4/5-Highway 22- numerous redtail hawks on power poles, fence posts
4/7-Wenzel Lane, Wilson, WY-turkey vulture
4/7-Geese on Osprey nests on Highway 390 at junction and Hwy 22 towards Wilson
4/7- last day of skiing JHMR- cold, windy and overcast. Rain in forecast/snow in mountains
4/9- drive to Salt Lake City- sandhill cranes, white pelicans, osprey, mule deer
4/27- drive back from Salt Lake City- nesting osprey, one sandhill crane, bald eagle, golden eagle, raven, magpies, meadowlark, redtail hawks, ferruginous hawk
4/29- Jackson, WY- buttercups growing along the bike path
4/30- fresh snow in the Jackson valley
Play outside as spring conditions allow but also drive to go look for the bears. May is the time to drive north in Grand Teton Park to see wildlife. Since we have so much snow, wildlife can easily be seen near the roads. Bears look for Spring plants, grubs and winter kill. They are often seen near Pilgrim Creek, Oxbow Bend, Willow Flats so north in Grand Teton.
Trails will open as temperatures warm but current snow limits access. Fun weekend events in May with the Elk Antler Auction and Old West Days. Since winter closures end on May 1, you can head to the hills outside of the Parks to see if you can find antlers. Male members of the deer family have antlers and drop them during the winter months.

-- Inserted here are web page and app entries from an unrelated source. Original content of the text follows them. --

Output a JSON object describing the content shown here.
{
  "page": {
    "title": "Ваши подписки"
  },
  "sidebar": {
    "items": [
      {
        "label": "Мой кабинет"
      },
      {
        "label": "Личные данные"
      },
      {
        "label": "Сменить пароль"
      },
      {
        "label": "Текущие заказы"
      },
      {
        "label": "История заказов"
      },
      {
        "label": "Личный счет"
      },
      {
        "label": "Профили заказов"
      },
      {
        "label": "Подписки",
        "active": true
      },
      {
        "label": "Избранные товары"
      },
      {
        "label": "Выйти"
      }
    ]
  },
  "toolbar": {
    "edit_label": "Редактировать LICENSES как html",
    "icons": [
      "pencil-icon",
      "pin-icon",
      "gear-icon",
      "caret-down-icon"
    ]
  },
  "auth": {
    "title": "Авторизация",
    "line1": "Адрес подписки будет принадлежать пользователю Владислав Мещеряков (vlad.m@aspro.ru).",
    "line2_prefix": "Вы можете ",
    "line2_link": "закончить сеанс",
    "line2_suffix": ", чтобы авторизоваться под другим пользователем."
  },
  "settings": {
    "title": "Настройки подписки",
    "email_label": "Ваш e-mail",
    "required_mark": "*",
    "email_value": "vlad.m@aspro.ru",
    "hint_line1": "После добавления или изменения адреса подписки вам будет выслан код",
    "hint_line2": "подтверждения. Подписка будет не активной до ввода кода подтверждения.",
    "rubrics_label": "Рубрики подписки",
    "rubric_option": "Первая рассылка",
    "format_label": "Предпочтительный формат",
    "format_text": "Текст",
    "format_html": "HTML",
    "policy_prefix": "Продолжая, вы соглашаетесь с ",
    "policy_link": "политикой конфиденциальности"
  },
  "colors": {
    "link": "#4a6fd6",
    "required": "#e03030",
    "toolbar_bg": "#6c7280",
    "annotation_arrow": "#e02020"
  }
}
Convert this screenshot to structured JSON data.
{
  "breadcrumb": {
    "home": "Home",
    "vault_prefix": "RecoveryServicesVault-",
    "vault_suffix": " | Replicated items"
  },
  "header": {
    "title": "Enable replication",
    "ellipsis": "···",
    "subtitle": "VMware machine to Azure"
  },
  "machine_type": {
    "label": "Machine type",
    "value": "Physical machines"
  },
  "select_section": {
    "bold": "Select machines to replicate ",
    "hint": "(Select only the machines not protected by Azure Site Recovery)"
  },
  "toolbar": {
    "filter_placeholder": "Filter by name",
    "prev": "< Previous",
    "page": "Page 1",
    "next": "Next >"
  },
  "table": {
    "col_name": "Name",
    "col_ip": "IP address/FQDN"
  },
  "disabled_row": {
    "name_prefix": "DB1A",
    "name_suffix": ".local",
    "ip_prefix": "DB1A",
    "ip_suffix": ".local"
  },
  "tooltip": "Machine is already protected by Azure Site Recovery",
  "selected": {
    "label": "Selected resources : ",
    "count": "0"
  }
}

On May 18, the Auction occurs on the Jackson Town Square and it’s a fun event to check out. https://www.jacksonholechamber.com/events-calendar/elkfest-antler-sale-scouts-antler-auction/ Lots going on in Jackson Hole as summer touring season begins.